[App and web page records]
□ □ □ □ □
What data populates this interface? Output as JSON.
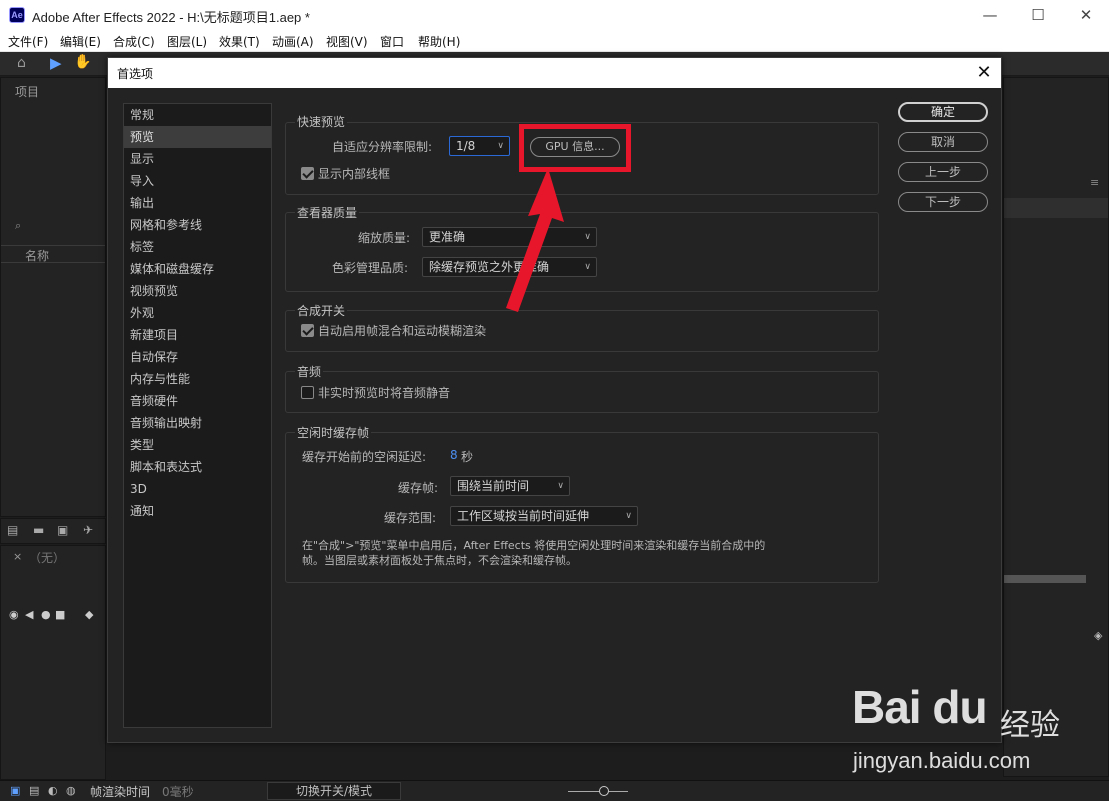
{
  "window": {
    "logo_text": "Ae",
    "title": "Adobe After Effects 2022 - H:\\无标题项目1.aep *",
    "minimize": "—",
    "maximize": "☐",
    "close": "✕"
  },
  "menubar": {
    "items": [
      "文件(F)",
      "编辑(E)",
      "合成(C)",
      "图层(L)",
      "效果(T)",
      "动画(A)",
      "视图(V)",
      "窗口",
      "帮助(H)"
    ]
  },
  "background": {
    "project_tab": "项目",
    "name_column": "名称",
    "comp_tab": "（无）",
    "frame_render_time_label": "帧渲染时间",
    "frame_render_time_value": "0毫秒",
    "toggle_switch_mode": "切换开关/模式"
  },
  "dialog": {
    "title": "首选项",
    "close_glyph": "✕",
    "sidebar": [
      "常规",
      "预览",
      "显示",
      "导入",
      "输出",
      "网格和参考线",
      "标签",
      "媒体和磁盘缓存",
      "视频预览",
      "外观",
      "新建项目",
      "自动保存",
      "内存与性能",
      "音频硬件",
      "音频输出映射",
      "类型",
      "脚本和表达式",
      "3D",
      "通知"
    ],
    "selected_index": 1,
    "buttons": {
      "ok": "确定",
      "cancel": "取消",
      "previous": "上一步",
      "next": "下一步"
    },
    "fast_preview": {
      "title": "快速预览",
      "adaptive_label": "自适应分辨率限制:",
      "adaptive_value": "1/8",
      "gpu_button": "GPU 信息...",
      "show_wireframe_label": "显示内部线框",
      "show_wireframe_checked": true
    },
    "viewer_quality": {
      "title": "查看器质量",
      "zoom_label": "缩放质量:",
      "zoom_value": "更准确",
      "color_label": "色彩管理品质:",
      "color_value": "除缓存预览之外更准确"
    },
    "comp_switches": {
      "title": "合成开关",
      "auto_enable_label": "自动启用帧混合和运动模糊渲染",
      "auto_enable_checked": true
    },
    "audio": {
      "title": "音频",
      "mute_label": "非实时预览时将音频静音",
      "mute_checked": false
    },
    "idle_cache": {
      "title": "空闲时缓存帧",
      "delay_label": "缓存开始前的空闲延迟:",
      "delay_value": "8",
      "delay_unit": "秒",
      "cache_frames_label": "缓存帧:",
      "cache_frames_value": "围绕当前时间",
      "cache_range_label": "缓存范围:",
      "cache_range_value": "工作区域按当前时间延伸",
      "note_line1": "在\"合成\">\"预览\"菜单中启用后，After Effects 将使用空闲处理时间来渲染和缓存当前合成中的",
      "note_line2": "帧。当图层或素材面板处于焦点时，不会渲染和缓存帧。"
    }
  },
  "watermark": {
    "logo": "Bai du",
    "cn": "经验",
    "url": "jingyan.baidu.com"
  },
  "colors": {
    "highlight_red": "#e8162a",
    "accent_blue": "#4d8ff0",
    "panel_bg": "#232323"
  }
}
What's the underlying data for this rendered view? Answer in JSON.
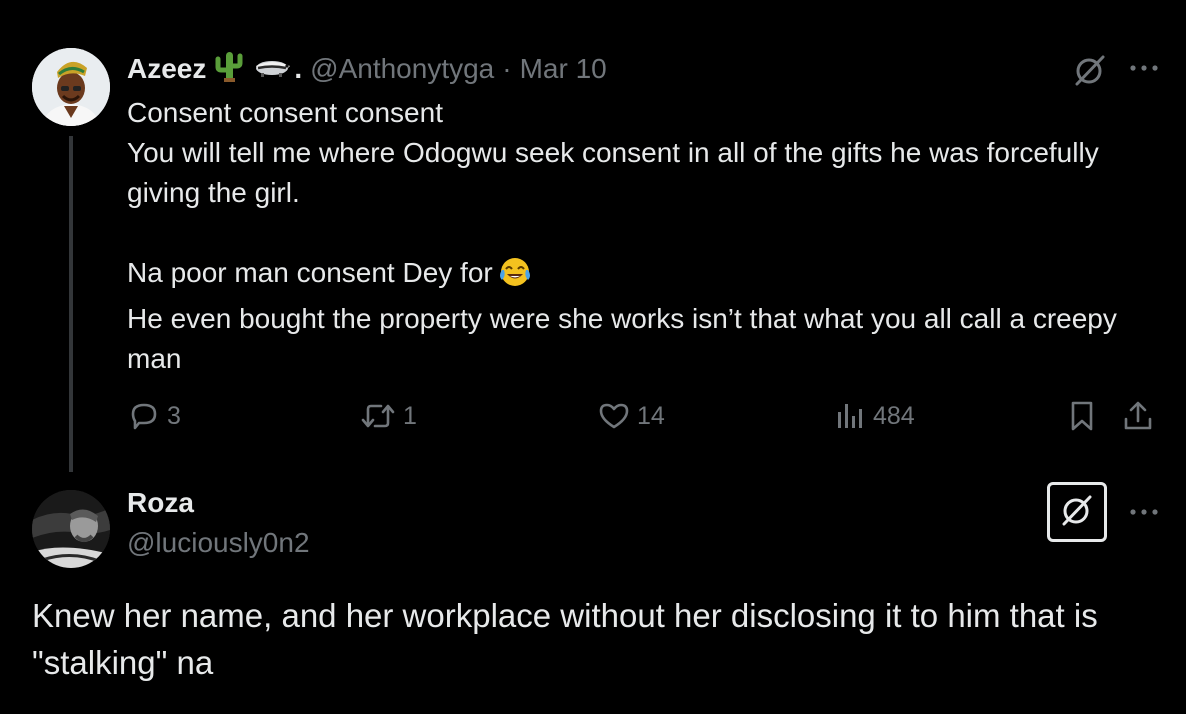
{
  "tweet1": {
    "author_name": "Azeez",
    "name_emojis": [
      "cactus-icon",
      "badger-icon"
    ],
    "name_suffix": ".",
    "handle": "@Anthonytyga",
    "separator": "·",
    "date": "Mar 10",
    "lines": [
      "Consent consent consent",
      "You will tell me where Odogwu seek consent in all of the gifts he was forcefully giving the girl."
    ],
    "line_emoji": "Na poor man consent Dey for",
    "lines_after": [
      "He even bought the property were she works isn’t that what you all call a creepy man"
    ],
    "actions": {
      "replies": "3",
      "retweets": "1",
      "likes": "14",
      "views": "484"
    }
  },
  "tweet2": {
    "author_name": "Roza",
    "handle": "@luciously0n2",
    "body": "Knew her name, and her workplace without her disclosing it to him that is \"stalking\" na"
  },
  "colors": {
    "background": "#000000",
    "text": "#e7e9ea",
    "muted": "#71767b",
    "thread_line": "#333639"
  }
}
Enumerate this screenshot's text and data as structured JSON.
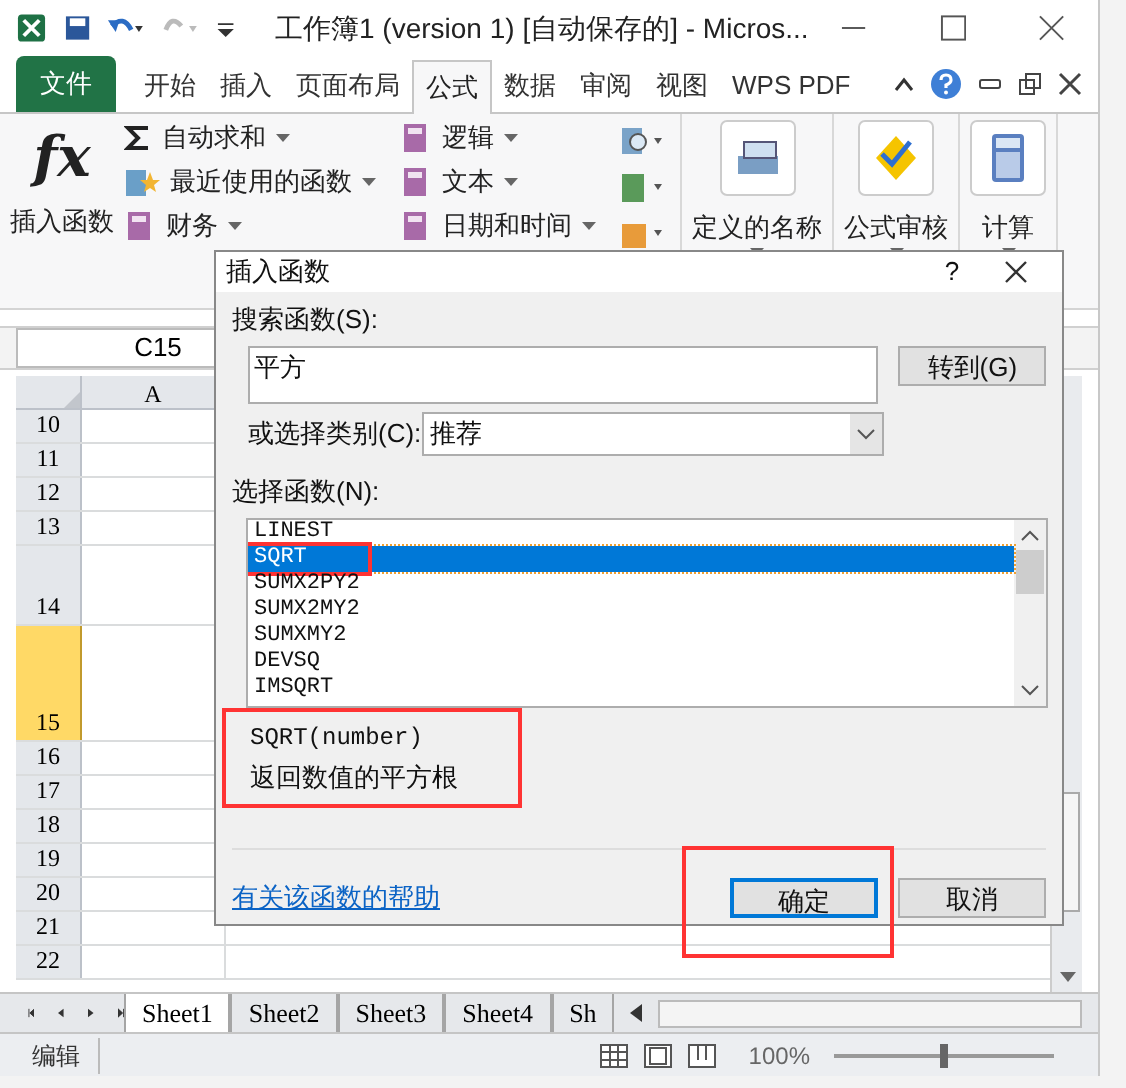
{
  "window": {
    "title": "工作簿1 (version 1) [自动保存的]  -  Micros..."
  },
  "ribbon_tabs": [
    {
      "label": "文件",
      "kind": "file",
      "selected": false
    },
    {
      "label": "开始",
      "kind": "tab",
      "selected": false
    },
    {
      "label": "插入",
      "kind": "tab",
      "selected": false
    },
    {
      "label": "页面布局",
      "kind": "tab",
      "selected": false
    },
    {
      "label": "公式",
      "kind": "tab",
      "selected": true
    },
    {
      "label": "数据",
      "kind": "tab",
      "selected": false
    },
    {
      "label": "审阅",
      "kind": "tab",
      "selected": false
    },
    {
      "label": "视图",
      "kind": "tab",
      "selected": false
    },
    {
      "label": "WPS PDF",
      "kind": "tab",
      "selected": false
    }
  ],
  "ribbon": {
    "insert_function": {
      "symbol": "fx",
      "label": "插入函数"
    },
    "library": [
      {
        "label": "自动求和"
      },
      {
        "label": "最近使用的函数"
      },
      {
        "label": "财务"
      },
      {
        "label": "逻辑"
      },
      {
        "label": "文本"
      },
      {
        "label": "日期和时间"
      }
    ],
    "groups": [
      {
        "label": "定义的名称"
      },
      {
        "label": "公式审核"
      },
      {
        "label": "计算"
      }
    ]
  },
  "name_box": "C15",
  "column_header": "A",
  "rows": [
    {
      "label": "10",
      "kind": "normal",
      "selected": false
    },
    {
      "label": "11",
      "kind": "normal",
      "selected": false
    },
    {
      "label": "12",
      "kind": "normal",
      "selected": false
    },
    {
      "label": "13",
      "kind": "normal",
      "selected": false
    },
    {
      "label": "14",
      "kind": "tall",
      "selected": false
    },
    {
      "label": "15",
      "kind": "taller",
      "selected": true
    },
    {
      "label": "16",
      "kind": "normal",
      "selected": false
    },
    {
      "label": "17",
      "kind": "normal",
      "selected": false
    },
    {
      "label": "18",
      "kind": "normal",
      "selected": false
    },
    {
      "label": "19",
      "kind": "normal",
      "selected": false
    },
    {
      "label": "20",
      "kind": "normal",
      "selected": false
    },
    {
      "label": "21",
      "kind": "normal",
      "selected": false
    },
    {
      "label": "22",
      "kind": "normal",
      "selected": false
    }
  ],
  "sheet_tabs": [
    {
      "label": "Sheet1",
      "selected": true
    },
    {
      "label": "Sheet2",
      "selected": false
    },
    {
      "label": "Sheet3",
      "selected": false
    },
    {
      "label": "Sheet4",
      "selected": false
    },
    {
      "label": "Sh",
      "selected": false
    }
  ],
  "status_bar": {
    "mode": "编辑",
    "zoom": "100%",
    "zoom_slider": {
      "level": 0.5
    }
  },
  "dialog": {
    "title": "插入函数",
    "help": "?",
    "search_label": "搜索函数(S):",
    "search_value": "平方",
    "go_button": "转到(G)",
    "category_label": "或选择类别(C):",
    "category": "推荐",
    "list_label": "选择函数(N):",
    "functions": [
      {
        "name": "LINEST",
        "selected": false,
        "highlighted": false
      },
      {
        "name": "SQRT",
        "selected": true,
        "highlighted": true
      },
      {
        "name": "SUMX2PY2",
        "selected": false,
        "highlighted": false
      },
      {
        "name": "SUMX2MY2",
        "selected": false,
        "highlighted": false
      },
      {
        "name": "SUMXMY2",
        "selected": false,
        "highlighted": false
      },
      {
        "name": "DEVSQ",
        "selected": false,
        "highlighted": false
      },
      {
        "name": "IMSQRT",
        "selected": false,
        "highlighted": false
      }
    ],
    "signature": "SQRT(number)",
    "description": "返回数值的平方根",
    "description_highlighted": true,
    "help_link": "有关该函数的帮助",
    "ok": "确定",
    "ok_highlighted": true,
    "cancel": "取消"
  }
}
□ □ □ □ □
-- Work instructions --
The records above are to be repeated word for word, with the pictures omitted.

-- Solution --
What data populates this interface? Output as JSON.
{
  "window": {
    "logo_text": "Ae",
    "title": "Adobe After Effects 2022 - H:\\无标题项目1.aep *",
    "minimize": "—",
    "maximize": "☐",
    "close": "✕"
  },
  "menubar": {
    "items": [
      "文件(F)",
      "编辑(E)",
      "合成(C)",
      "图层(L)",
      "效果(T)",
      "动画(A)",
      "视图(V)",
      "窗口",
      "帮助(H)"
    ]
  },
  "background": {
    "project_tab": "项目",
    "name_column": "名称",
    "comp_tab": "（无）",
    "frame_render_time_label": "帧渲染时间",
    "frame_render_time_value": "0毫秒",
    "toggle_switch_mode": "切换开关/模式"
  },
  "dialog": {
    "title": "首选项",
    "close_glyph": "✕",
    "sidebar": [
      "常规",
      "预览",
      "显示",
      "导入",
      "输出",
      "网格和参考线",
      "标签",
      "媒体和磁盘缓存",
      "视频预览",
      "外观",
      "新建项目",
      "自动保存",
      "内存与性能",
      "音频硬件",
      "音频输出映射",
      "类型",
      "脚本和表达式",
      "3D",
      "通知"
    ],
    "selected_index": 1,
    "buttons": {
      "ok": "确定",
      "cancel": "取消",
      "previous": "上一步",
      "next": "下一步"
    },
    "fast_preview": {
      "title": "快速预览",
      "adaptive_label": "自适应分辨率限制:",
      "adaptive_value": "1/8",
      "gpu_button": "GPU 信息...",
      "show_wireframe_label": "显示内部线框",
      "show_wireframe_checked": true
    },
    "viewer_quality": {
      "title": "查看器质量",
      "zoom_label": "缩放质量:",
      "zoom_value": "更准确",
      "color_label": "色彩管理品质:",
      "color_value": "除缓存预览之外更准确"
    },
    "comp_switches": {
      "title": "合成开关",
      "auto_enable_label": "自动启用帧混合和运动模糊渲染",
      "auto_enable_checked": true
    },
    "audio": {
      "title": "音频",
      "mute_label": "非实时预览时将音频静音",
      "mute_checked": false
    },
    "idle_cache": {
      "title": "空闲时缓存帧",
      "delay_label": "缓存开始前的空闲延迟:",
      "delay_value": "8",
      "delay_unit": "秒",
      "cache_frames_label": "缓存帧:",
      "cache_frames_value": "围绕当前时间",
      "cache_range_label": "缓存范围:",
      "cache_range_value": "工作区域按当前时间延伸",
      "note_line1": "在\"合成\">\"预览\"菜单中启用后，After Effects 将使用空闲处理时间来渲染和缓存当前合成中的",
      "note_line2": "帧。当图层或素材面板处于焦点时，不会渲染和缓存帧。"
    }
  },
  "watermark": {
    "logo": "Bai du",
    "cn": "经验",
    "url": "jingyan.baidu.com"
  },
  "colors": {
    "highlight_red": "#e8162a",
    "accent_blue": "#4d8ff0",
    "panel_bg": "#232323"
  }
}
What's the underlying data for this rendered view? Answer in JSON.
{
  "tweet1": {
    "author_name": "Azeez",
    "name_emojis": [
      "cactus-icon",
      "badger-icon"
    ],
    "name_suffix": ".",
    "handle": "@Anthonytyga",
    "separator": "·",
    "date": "Mar 10",
    "lines": [
      "Consent consent consent",
      "You will tell me where Odogwu seek consent in all of the gifts he was forcefully giving the girl."
    ],
    "line_emoji": "Na poor man consent Dey for",
    "lines_after": [
      "He even bought the property were she works isn’t that what you all call a creepy man"
    ],
    "actions": {
      "replies": "3",
      "retweets": "1",
      "likes": "14",
      "views": "484"
    }
  },
  "tweet2": {
    "author_name": "Roza",
    "handle": "@luciously0n2",
    "body": "Knew her name, and her workplace without her disclosing it to him that is \"stalking\" na"
  },
  "colors": {
    "background": "#000000",
    "text": "#e7e9ea",
    "muted": "#71767b",
    "thread_line": "#333639"
  }
}
Enumerate this screenshot's text and data as structured JSON.
{
  "window": {
    "title": "工作簿1 (version 1) [自动保存的]  -  Micros..."
  },
  "ribbon_tabs": [
    {
      "label": "文件",
      "kind": "file",
      "selected": false
    },
    {
      "label": "开始",
      "kind": "tab",
      "selected": false
    },
    {
      "label": "插入",
      "kind": "tab",
      "selected": false
    },
    {
      "label": "页面布局",
      "kind": "tab",
      "selected": false
    },
    {
      "label": "公式",
      "kind": "tab",
      "selected": true
    },
    {
      "label": "数据",
      "kind": "tab",
      "selected": false
    },
    {
      "label": "审阅",
      "kind": "tab",
      "selected": false
    },
    {
      "label": "视图",
      "kind": "tab",
      "selected": false
    },
    {
      "label": "WPS PDF",
      "kind": "tab",
      "selected": false
    }
  ],
  "ribbon": {
    "insert_function": {
      "symbol": "fx",
      "label": "插入函数"
    },
    "library": [
      {
        "label": "自动求和"
      },
      {
        "label": "最近使用的函数"
      },
      {
        "label": "财务"
      },
      {
        "label": "逻辑"
      },
      {
        "label": "文本"
      },
      {
        "label": "日期和时间"
      }
    ],
    "groups": [
      {
        "label": "定义的名称"
      },
      {
        "label": "公式审核"
      },
      {
        "label": "计算"
      }
    ]
  },
  "name_box": "C15",
  "column_header": "A",
  "rows": [
    {
      "label": "10",
      "kind": "normal",
      "selected": false
    },
    {
      "label": "11",
      "kind": "normal",
      "selected": false
    },
    {
      "label": "12",
      "kind": "normal",
      "selected": false
    },
    {
      "label": "13",
      "kind": "normal",
      "selected": false
    },
    {
      "label": "14",
      "kind": "tall",
      "selected": false
    },
    {
      "label": "15",
      "kind": "taller",
      "selected": true
    },
    {
      "label": "16",
      "kind": "normal",
      "selected": false
    },
    {
      "label": "17",
      "kind": "normal",
      "selected": false
    },
    {
      "label": "18",
      "kind": "normal",
      "selected": false
    },
    {
      "label": "19",
      "kind": "normal",
      "selected": false
    },
    {
      "label": "20",
      "kind": "normal",
      "selected": false
    },
    {
      "label": "21",
      "kind": "normal",
      "selected": false
    },
    {
      "label": "22",
      "kind": "normal",
      "selected": false
    }
  ],
  "sheet_tabs": [
    {
      "label": "Sheet1",
      "selected": true
    },
    {
      "label": "Sheet2",
      "selected": false
    },
    {
      "label": "Sheet3",
      "selected": false
    },
    {
      "label": "Sheet4",
      "selected": false
    },
    {
      "label": "Sh",
      "selected": false
    }
  ],
  "status_bar": {
    "mode": "编辑",
    "zoom": "100%",
    "zoom_slider": {
      "level": 0.5
    }
  },
  "dialog": {
    "title": "插入函数",
    "help": "?",
    "search_label": "搜索函数(S):",
    "search_value": "平方",
    "go_button": "转到(G)",
    "category_label": "或选择类别(C):",
    "category": "推荐",
    "list_label": "选择函数(N):",
    "functions": [
      {
        "name": "LINEST",
        "selected": false,
        "highlighted": false
      },
      {
        "name": "SQRT",
        "selected": true,
        "highlighted": true
      },
      {
        "name": "SUMX2PY2",
        "selected": false,
        "highlighted": false
      },
      {
        "name": "SUMX2MY2",
        "selected": false,
        "highlighted": false
      },
      {
        "name": "SUMXMY2",
        "selected": false,
        "highlighted": false
      },
      {
        "name": "DEVSQ",
        "selected": false,
        "highlighted": false
      },
      {
        "name": "IMSQRT",
        "selected": false,
        "highlighted": false
      }
    ],
    "signature": "SQRT(number)",
    "description": "返回数值的平方根",
    "description_highlighted": true,
    "help_link": "有关该函数的帮助",
    "ok": "确定",
    "ok_highlighted": true,
    "cancel": "取消"
  }
}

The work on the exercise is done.